“Did you know that Orthodox Jewish men thank God in their prayers that they weren’t born women?”
The male Israeli tour guide asking me the question was either yanking my chain or seeking to inform. I didn’t know which. I was leaning against an ancient building in Jerusalem to peel off all the outer clothing I had been required as a woman to don in order to tour some of the religious sites in the Holy City.
“Yes, I am aware of that.” I responded, recalling a presentation on prejudice I had given in a college psychology class in which I had shared that sexist gem.
My male business colleagues and I had all dressed the same for the desert heat — conservative knee-length, walking shorts worn with a t-shirt and comfortable shoes. Not inconvenienced by additional clothing requirements, they walked on ahead down a side street looking for souvenirs for their families. They were laughing and chatting with one other, totally oblivious to my forced separate-ness and unaware of their own privilege. I felt very alone.
That business trip to Israel in the late 90’s was my first exposure, outside the U.S., to the fundamental way religion is used to propagate societies in which women are valued less than men.Yes, that includes Christianity as practiced by many denominations in my own country.
I’ve traveled far and wide in the last five years and I’ve seen, first hand, how religious teachings form the foundation for subjugating half the population. It hasn’t escaped my notice that women have achieved more equal rights in countries that have shed religious trappings and embraced the secular in all public institutions.
As a follower of Jesus Christ, I find it sadly ironic that these secular societies often exhibit more empathy in regards to human rights than societies proclaiming themselves devout Christians, Buddhists, Muslims and Hindus.
I am touring a part of the world that is culturally rich and wonderfully exotic in its beauty; but by most estimates, Asia is missing more than 100 million females due to gender-specific abortions, infanticide, and neglect.
Thailand enjoys a medical tourism trade in which the Chinese, Indians and Eastern Europeans account for as much as 80% of medical procedures undertaken solely for the purpose of sex selection, according to the Asian Center for Human Rights. Sex selection is not illegal here.
I was touring Chiang Mai yesterday and I visited Wat Chedi Luang in the Old City. This is a magnificient ancient temple that was partially destroyed in a 15th century earthquake.
The site also contains a shrine built on top of one of the city’s original pillars. Women are not allowed to enter.
I walked around the exquisite structure and found the exit where a young, American woman stood waiting on her boyfriend. She pointed to a sign which explained that women were not allowed to enter because they menstruate.

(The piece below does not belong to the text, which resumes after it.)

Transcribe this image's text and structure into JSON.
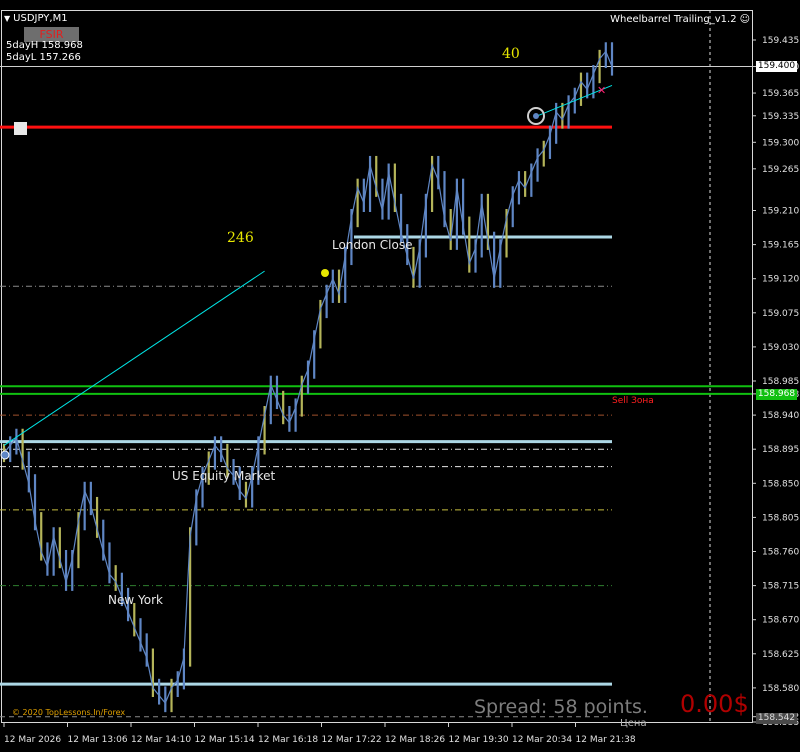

“Do they think we’re going to bleed all over the floor?” she sarcastically asked me.
I imagined a reality in which men were not allowed to enter a public structure because they get erections and ejaculate. A ridiculous reality? Yes. But, so is the one women actually find themselves living.
Today, I returned to Wat Chedi Luang with my husband to chat with a Buddhist monk. He was a sincere young man who pointed out that the restriction for women was based on “local superstition” not the teachings of the Buddha.
No surprise that. As former President Jimmy Carter has observed: “The truth is that male religious leaders have had – and still have – an option to interpret holy teachings either to exalt or subjugate women. They have, for their own selfish ends, overwhelmingly chosen the latter. Their continuing choice provides the foundation or justification for much of the pervasive persecution and abuse of women throughout the world. This is in clear violation not just of the Universal Declaration of Human Rights but also the teachings of Jesus Christ, the Apostle Paul, Moses and the prophets, Muhammad, and founders of other great religions – all of whom have called for proper and equitable treatment of all the children of God. It is time we had the courage to challenge these views.”
In my own life, I struggled to differentiate my faith in Christ and the truth of his teachings from the anti-woman hierarchy and dogma of the organized religion known as Christianity.
In the end, I lost my religion to keep my faith.
Yet, women worldwide remain devout followers of religious systems that perpetuate discrimination, and even violence, against themselves and their daughters. Why?
To answer that one will require a great deal more contemplation. I’m sure the young Buddhist monk I met today would approve.